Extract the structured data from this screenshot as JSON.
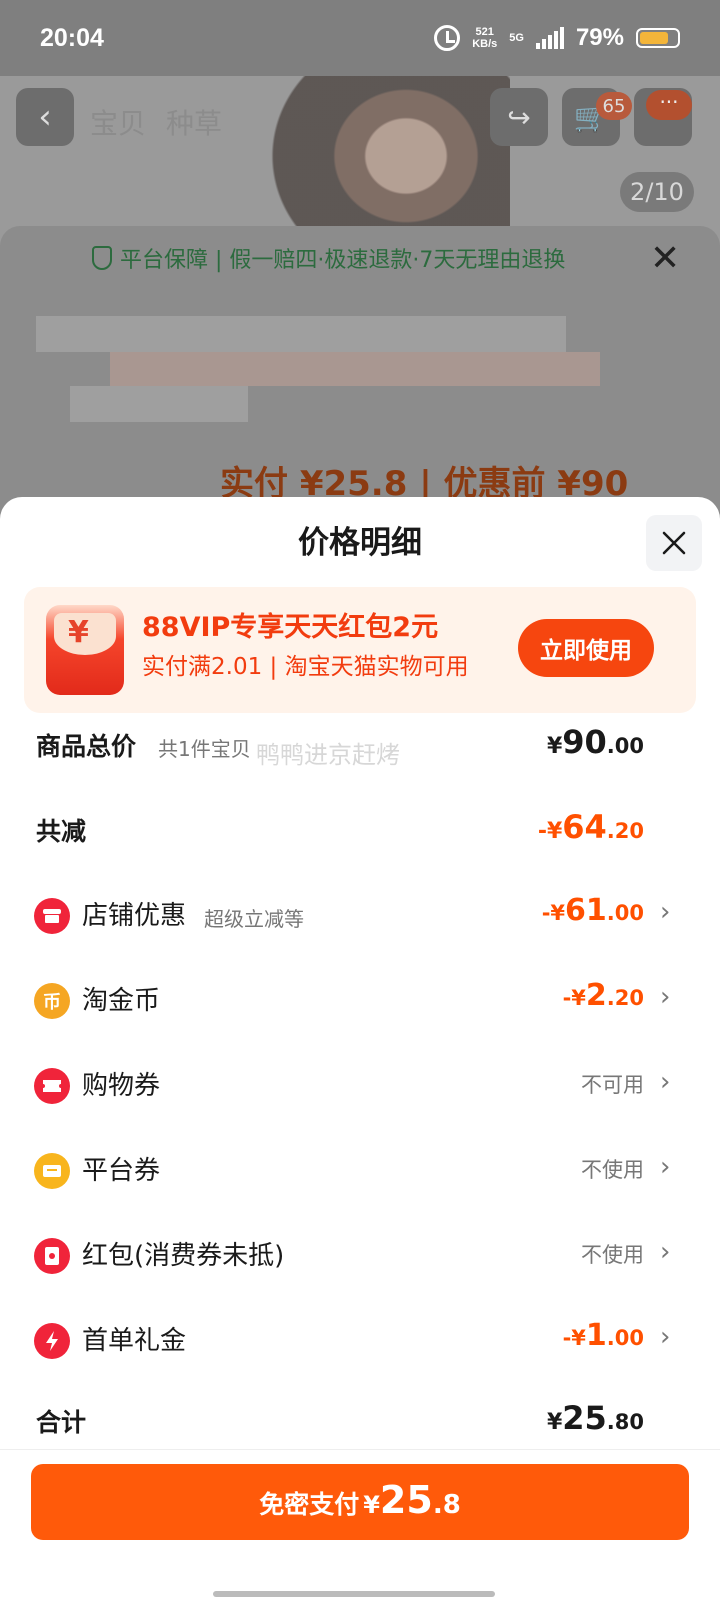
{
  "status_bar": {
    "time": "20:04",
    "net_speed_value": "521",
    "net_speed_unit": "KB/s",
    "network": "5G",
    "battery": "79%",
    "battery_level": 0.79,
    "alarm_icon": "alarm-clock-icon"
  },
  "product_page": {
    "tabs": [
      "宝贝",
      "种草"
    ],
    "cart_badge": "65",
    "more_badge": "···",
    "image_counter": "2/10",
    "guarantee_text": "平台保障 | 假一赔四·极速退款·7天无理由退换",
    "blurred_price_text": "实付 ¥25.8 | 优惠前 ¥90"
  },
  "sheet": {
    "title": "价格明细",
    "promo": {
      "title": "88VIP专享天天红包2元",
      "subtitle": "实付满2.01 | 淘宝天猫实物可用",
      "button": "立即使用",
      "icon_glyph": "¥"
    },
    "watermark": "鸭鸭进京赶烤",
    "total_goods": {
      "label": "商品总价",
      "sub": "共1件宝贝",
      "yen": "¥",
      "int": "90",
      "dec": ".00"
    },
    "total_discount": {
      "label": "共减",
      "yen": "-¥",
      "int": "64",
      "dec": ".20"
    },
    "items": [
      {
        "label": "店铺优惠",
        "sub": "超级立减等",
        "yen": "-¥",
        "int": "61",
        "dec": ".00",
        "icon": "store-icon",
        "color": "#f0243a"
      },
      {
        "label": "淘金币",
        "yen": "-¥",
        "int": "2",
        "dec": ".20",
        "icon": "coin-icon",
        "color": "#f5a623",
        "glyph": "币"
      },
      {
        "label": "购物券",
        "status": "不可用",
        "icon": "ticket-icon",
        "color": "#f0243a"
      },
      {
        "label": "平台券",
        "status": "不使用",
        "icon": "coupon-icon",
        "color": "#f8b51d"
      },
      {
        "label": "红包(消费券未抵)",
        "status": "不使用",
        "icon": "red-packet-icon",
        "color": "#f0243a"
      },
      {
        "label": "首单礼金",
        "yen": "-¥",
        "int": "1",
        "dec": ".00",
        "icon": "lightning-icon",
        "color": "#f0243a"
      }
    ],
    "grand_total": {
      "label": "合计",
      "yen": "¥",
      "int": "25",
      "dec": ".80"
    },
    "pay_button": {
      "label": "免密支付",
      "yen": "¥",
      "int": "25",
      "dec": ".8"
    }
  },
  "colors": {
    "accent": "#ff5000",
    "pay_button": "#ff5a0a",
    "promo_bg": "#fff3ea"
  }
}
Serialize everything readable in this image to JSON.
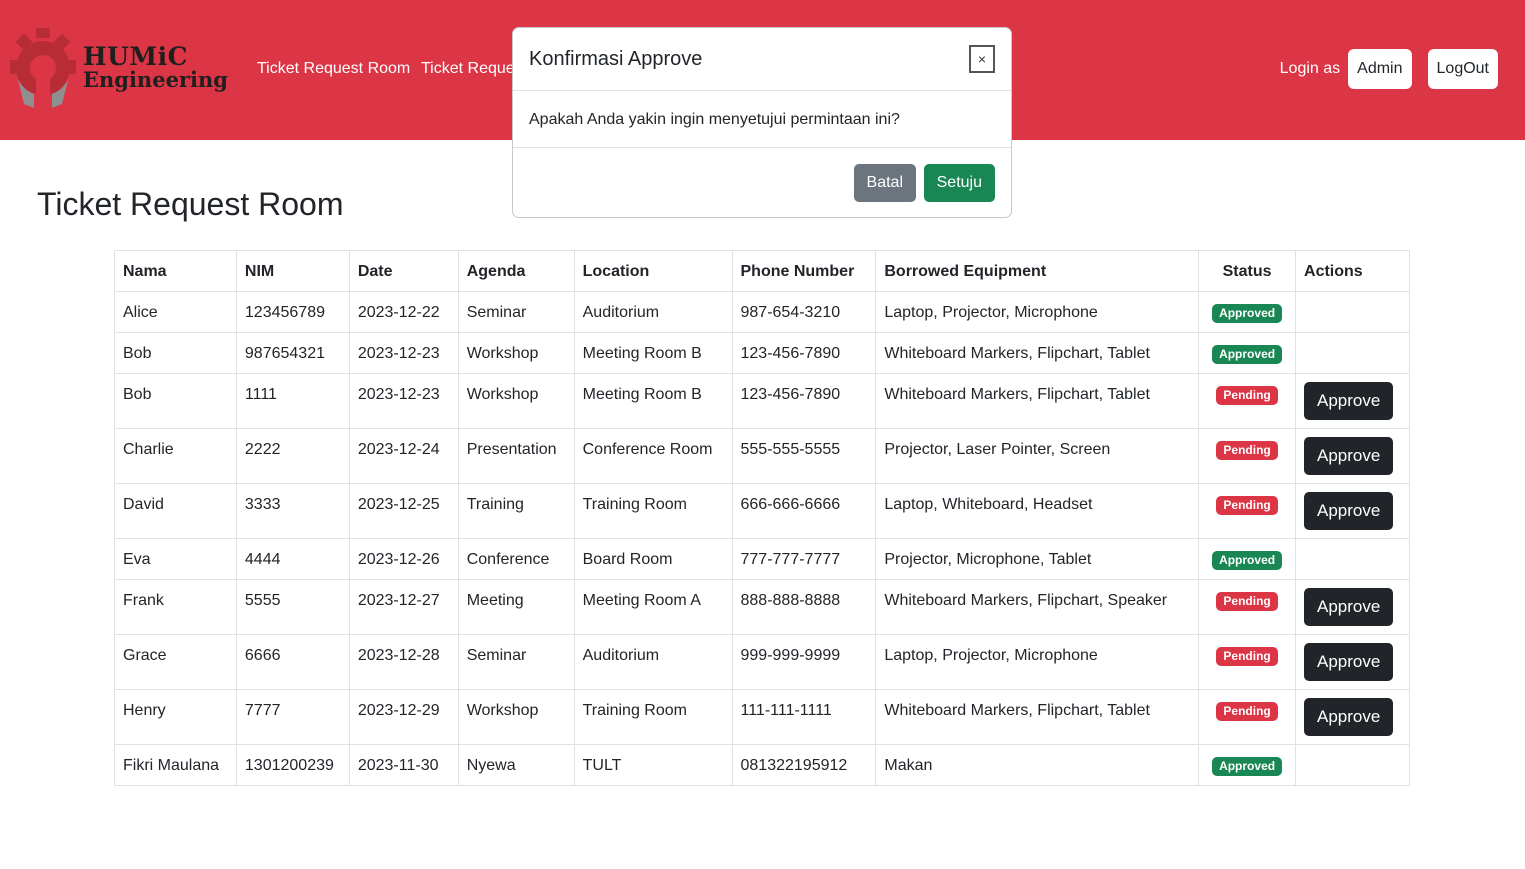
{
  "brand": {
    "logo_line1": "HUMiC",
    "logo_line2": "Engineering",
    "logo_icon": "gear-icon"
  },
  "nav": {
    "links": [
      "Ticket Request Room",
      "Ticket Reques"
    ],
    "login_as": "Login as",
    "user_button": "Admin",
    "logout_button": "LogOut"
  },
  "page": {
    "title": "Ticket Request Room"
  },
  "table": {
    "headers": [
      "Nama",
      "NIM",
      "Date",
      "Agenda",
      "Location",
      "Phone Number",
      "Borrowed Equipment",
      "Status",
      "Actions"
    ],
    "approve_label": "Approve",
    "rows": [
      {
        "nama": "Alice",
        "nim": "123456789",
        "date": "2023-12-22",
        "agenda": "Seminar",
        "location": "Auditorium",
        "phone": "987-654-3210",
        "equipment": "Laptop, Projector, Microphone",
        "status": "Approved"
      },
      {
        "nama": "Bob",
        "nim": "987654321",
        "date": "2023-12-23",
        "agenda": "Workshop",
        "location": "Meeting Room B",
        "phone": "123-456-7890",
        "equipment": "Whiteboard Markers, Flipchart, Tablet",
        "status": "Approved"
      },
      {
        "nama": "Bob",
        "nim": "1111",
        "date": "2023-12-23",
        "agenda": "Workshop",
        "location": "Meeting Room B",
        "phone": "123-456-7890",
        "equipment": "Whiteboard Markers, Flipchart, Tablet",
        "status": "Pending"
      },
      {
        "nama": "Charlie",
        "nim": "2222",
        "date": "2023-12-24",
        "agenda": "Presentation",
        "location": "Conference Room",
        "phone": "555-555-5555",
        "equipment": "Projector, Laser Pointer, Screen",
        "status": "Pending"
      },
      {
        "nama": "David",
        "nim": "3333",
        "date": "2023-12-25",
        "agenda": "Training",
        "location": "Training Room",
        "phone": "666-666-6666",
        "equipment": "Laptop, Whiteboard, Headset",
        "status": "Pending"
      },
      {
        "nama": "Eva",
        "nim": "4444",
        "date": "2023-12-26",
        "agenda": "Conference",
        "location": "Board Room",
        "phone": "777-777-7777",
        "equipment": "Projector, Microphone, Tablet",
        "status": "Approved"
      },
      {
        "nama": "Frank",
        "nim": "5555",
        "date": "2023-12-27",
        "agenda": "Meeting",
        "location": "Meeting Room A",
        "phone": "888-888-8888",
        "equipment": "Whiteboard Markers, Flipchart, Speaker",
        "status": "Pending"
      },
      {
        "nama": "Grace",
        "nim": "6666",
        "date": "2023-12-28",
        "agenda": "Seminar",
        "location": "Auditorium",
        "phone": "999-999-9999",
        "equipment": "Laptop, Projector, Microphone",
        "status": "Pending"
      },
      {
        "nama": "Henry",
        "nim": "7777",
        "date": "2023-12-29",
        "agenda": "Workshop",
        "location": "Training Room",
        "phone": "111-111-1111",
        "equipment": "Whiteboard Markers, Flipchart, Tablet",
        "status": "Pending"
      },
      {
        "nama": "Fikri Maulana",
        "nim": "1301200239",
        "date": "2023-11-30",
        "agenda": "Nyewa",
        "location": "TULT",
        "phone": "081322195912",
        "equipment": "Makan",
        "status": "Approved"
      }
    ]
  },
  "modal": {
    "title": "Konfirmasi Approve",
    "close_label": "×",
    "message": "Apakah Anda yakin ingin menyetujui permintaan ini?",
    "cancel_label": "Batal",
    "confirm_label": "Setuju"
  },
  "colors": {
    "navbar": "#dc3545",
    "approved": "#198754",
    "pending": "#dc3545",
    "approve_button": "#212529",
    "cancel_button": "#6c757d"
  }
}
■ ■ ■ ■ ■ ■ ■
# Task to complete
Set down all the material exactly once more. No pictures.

# Problem solution
Extract the structured data from this screenshot as JSON.
{
  "status_bar": {
    "time": "20:04",
    "net_speed_value": "521",
    "net_speed_unit": "KB/s",
    "network": "5G",
    "battery": "79%",
    "battery_level": 0.79,
    "alarm_icon": "alarm-clock-icon"
  },
  "product_page": {
    "tabs": [
      "宝贝",
      "种草"
    ],
    "cart_badge": "65",
    "more_badge": "···",
    "image_counter": "2/10",
    "guarantee_text": "平台保障 | 假一赔四·极速退款·7天无理由退换",
    "blurred_price_text": "实付 ¥25.8 | 优惠前 ¥90"
  },
  "sheet": {
    "title": "价格明细",
    "promo": {
      "title": "88VIP专享天天红包2元",
      "subtitle": "实付满2.01 | 淘宝天猫实物可用",
      "button": "立即使用",
      "icon_glyph": "¥"
    },
    "watermark": "鸭鸭进京赶烤",
    "total_goods": {
      "label": "商品总价",
      "sub": "共1件宝贝",
      "yen": "¥",
      "int": "90",
      "dec": ".00"
    },
    "total_discount": {
      "label": "共减",
      "yen": "-¥",
      "int": "64",
      "dec": ".20"
    },
    "items": [
      {
        "label": "店铺优惠",
        "sub": "超级立减等",
        "yen": "-¥",
        "int": "61",
        "dec": ".00",
        "icon": "store-icon",
        "color": "#f0243a"
      },
      {
        "label": "淘金币",
        "yen": "-¥",
        "int": "2",
        "dec": ".20",
        "icon": "coin-icon",
        "color": "#f5a623",
        "glyph": "币"
      },
      {
        "label": "购物券",
        "status": "不可用",
        "icon": "ticket-icon",
        "color": "#f0243a"
      },
      {
        "label": "平台券",
        "status": "不使用",
        "icon": "coupon-icon",
        "color": "#f8b51d"
      },
      {
        "label": "红包(消费券未抵)",
        "status": "不使用",
        "icon": "red-packet-icon",
        "color": "#f0243a"
      },
      {
        "label": "首单礼金",
        "yen": "-¥",
        "int": "1",
        "dec": ".00",
        "icon": "lightning-icon",
        "color": "#f0243a"
      }
    ],
    "grand_total": {
      "label": "合计",
      "yen": "¥",
      "int": "25",
      "dec": ".80"
    },
    "pay_button": {
      "label": "免密支付",
      "yen": "¥",
      "int": "25",
      "dec": ".8"
    }
  },
  "colors": {
    "accent": "#ff5000",
    "pay_button": "#ff5a0a",
    "promo_bg": "#fff3ea"
  }
}
Serialize everything readable in this image to JSON.
{
  "brand": {
    "logo_line1": "HUMiC",
    "logo_line2": "Engineering",
    "logo_icon": "gear-icon"
  },
  "nav": {
    "links": [
      "Ticket Request Room",
      "Ticket Reques"
    ],
    "login_as": "Login as",
    "user_button": "Admin",
    "logout_button": "LogOut"
  },
  "page": {
    "title": "Ticket Request Room"
  },
  "table": {
    "headers": [
      "Nama",
      "NIM",
      "Date",
      "Agenda",
      "Location",
      "Phone Number",
      "Borrowed Equipment",
      "Status",
      "Actions"
    ],
    "approve_label": "Approve",
    "rows": [
      {
        "nama": "Alice",
        "nim": "123456789",
        "date": "2023-12-22",
        "agenda": "Seminar",
        "location": "Auditorium",
        "phone": "987-654-3210",
        "equipment": "Laptop, Projector, Microphone",
        "status": "Approved"
      },
      {
        "nama": "Bob",
        "nim": "987654321",
        "date": "2023-12-23",
        "agenda": "Workshop",
        "location": "Meeting Room B",
        "phone": "123-456-7890",
        "equipment": "Whiteboard Markers, Flipchart, Tablet",
        "status": "Approved"
      },
      {
        "nama": "Bob",
        "nim": "1111",
        "date": "2023-12-23",
        "agenda": "Workshop",
        "location": "Meeting Room B",
        "phone": "123-456-7890",
        "equipment": "Whiteboard Markers, Flipchart, Tablet",
        "status": "Pending"
      },
      {
        "nama": "Charlie",
        "nim": "2222",
        "date": "2023-12-24",
        "agenda": "Presentation",
        "location": "Conference Room",
        "phone": "555-555-5555",
        "equipment": "Projector, Laser Pointer, Screen",
        "status": "Pending"
      },
      {
        "nama": "David",
        "nim": "3333",
        "date": "2023-12-25",
        "agenda": "Training",
        "location": "Training Room",
        "phone": "666-666-6666",
        "equipment": "Laptop, Whiteboard, Headset",
        "status": "Pending"
      },
      {
        "nama": "Eva",
        "nim": "4444",
        "date": "2023-12-26",
        "agenda": "Conference",
        "location": "Board Room",
        "phone": "777-777-7777",
        "equipment": "Projector, Microphone, Tablet",
        "status": "Approved"
      },
      {
        "nama": "Frank",
        "nim": "5555",
        "date": "2023-12-27",
        "agenda": "Meeting",
        "location": "Meeting Room A",
        "phone": "888-888-8888",
        "equipment": "Whiteboard Markers, Flipchart, Speaker",
        "status": "Pending"
      },
      {
        "nama": "Grace",
        "nim": "6666",
        "date": "2023-12-28",
        "agenda": "Seminar",
        "location": "Auditorium",
        "phone": "999-999-9999",
        "equipment": "Laptop, Projector, Microphone",
        "status": "Pending"
      },
      {
        "nama": "Henry",
        "nim": "7777",
        "date": "2023-12-29",
        "agenda": "Workshop",
        "location": "Training Room",
        "phone": "111-111-1111",
        "equipment": "Whiteboard Markers, Flipchart, Tablet",
        "status": "Pending"
      },
      {
        "nama": "Fikri Maulana",
        "nim": "1301200239",
        "date": "2023-11-30",
        "agenda": "Nyewa",
        "location": "TULT",
        "phone": "081322195912",
        "equipment": "Makan",
        "status": "Approved"
      }
    ]
  },
  "modal": {
    "title": "Konfirmasi Approve",
    "close_label": "×",
    "message": "Apakah Anda yakin ingin menyetujui permintaan ini?",
    "cancel_label": "Batal",
    "confirm_label": "Setuju"
  },
  "colors": {
    "navbar": "#dc3545",
    "approved": "#198754",
    "pending": "#dc3545",
    "approve_button": "#212529",
    "cancel_button": "#6c757d"
  }
}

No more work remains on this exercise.